March 06, 2017
When Lewis Black is in mid-salvo, the veteran comic looks anything but happy. His lips are flopping and tongue flying as he skewers his subject in his familiar demonstrative manner.
There are many subjects which upset Black. However, the entertainer is surprisingly relaxed, almost serene offstage, since he figured out the secret of life.
“Do what you enjoy, not what you believe will make you wealthy,” Black said while calling from his Manhattan apartment.
That’s the opposite of how most parents think, according to a Washington Post front page feature, which hit print last year. The piece claims that 60 percent of American parents discourage their children from pursuing a liberal arts degree.
“I don’t understand that way of thinking,” Black said.
“You only live once. I’m doing better now than I could have ever imagined. But I’m no happier now than when I was a struggling playwright during the ‘80s. I had no money then, but the common denominator is that I was doing what I loved back then and the same can be said for now. It’s crazy how successful I’ve become. But what I do hasn’t changed all that much since I started out.”
Black performs March 10 and 11 at the Borgata in Atlantic City.
“I know I’m funnier when I’m angry,” Black said.

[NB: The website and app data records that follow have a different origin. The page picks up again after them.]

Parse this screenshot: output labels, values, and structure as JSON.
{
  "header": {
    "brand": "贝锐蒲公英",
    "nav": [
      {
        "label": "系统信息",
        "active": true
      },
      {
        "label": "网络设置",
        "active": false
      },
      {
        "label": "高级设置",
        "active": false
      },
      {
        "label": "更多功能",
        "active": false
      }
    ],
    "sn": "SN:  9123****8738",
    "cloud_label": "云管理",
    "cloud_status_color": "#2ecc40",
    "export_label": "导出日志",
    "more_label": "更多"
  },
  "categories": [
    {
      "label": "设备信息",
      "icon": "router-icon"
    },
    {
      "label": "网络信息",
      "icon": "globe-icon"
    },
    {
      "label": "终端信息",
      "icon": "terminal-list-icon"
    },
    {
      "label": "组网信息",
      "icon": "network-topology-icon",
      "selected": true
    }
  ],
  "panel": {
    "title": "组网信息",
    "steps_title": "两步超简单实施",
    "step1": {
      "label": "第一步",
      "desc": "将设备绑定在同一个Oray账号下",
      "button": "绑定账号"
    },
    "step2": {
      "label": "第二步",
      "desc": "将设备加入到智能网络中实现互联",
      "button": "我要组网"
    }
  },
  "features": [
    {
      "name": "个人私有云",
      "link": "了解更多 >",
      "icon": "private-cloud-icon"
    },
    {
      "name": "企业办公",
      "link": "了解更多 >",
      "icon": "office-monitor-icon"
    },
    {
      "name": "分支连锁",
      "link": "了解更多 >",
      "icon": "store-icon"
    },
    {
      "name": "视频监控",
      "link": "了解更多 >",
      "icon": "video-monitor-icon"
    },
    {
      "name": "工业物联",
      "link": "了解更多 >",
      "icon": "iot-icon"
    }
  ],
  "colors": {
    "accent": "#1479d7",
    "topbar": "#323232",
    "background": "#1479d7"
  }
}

“When I lose it, watch out. The weird thing is that I didn’t know I was funnier when I was mad until I was well into my adulthood. It’s an odd thing, but I’ve embraced it. I never would have guessed being angry would be good for my career. After shows, people will come up and ask me to take photos with them. They’ll ask me to flip the bird at the camera. It’s so strange, but I’m giving the people what they want. I can’t believe the career that I have.”
Black acknowledges that it would be more difficult to jumpstart his career if he was a fledgling humorist today.
“It’s so much more expensive in New York City now,” Black said.
“The cost of living in New York is insane. I don’t know how young people do it today. How do you go to New York after college? How can someone just starting out afford it? Even crappy neighborhoods in Brooklyn are super expensive. It’s horrible and that’s going to impact the arts.”
But even with economic adversity, Black urges those hoping to enter his ranks to go for it.
“This is not about your parents,” Black said.
“It’s about you. Do what you love to do. Money isn’t everything. How can you do something five days a week, all day long that you hate doing? Don’t let your parents impact what you decide on for a career. Do what you love and the hell with them. Money is not the answer to everything. I loved Robin Williams. When he died, some people wondered how he could kill himself since he was so rich. Well, there’s more to life than money. Trust me, I know what it was like to be happy and not have much. Those were good days.”
For tickets and more information on his upcoming appearance in Atlantic City, click here.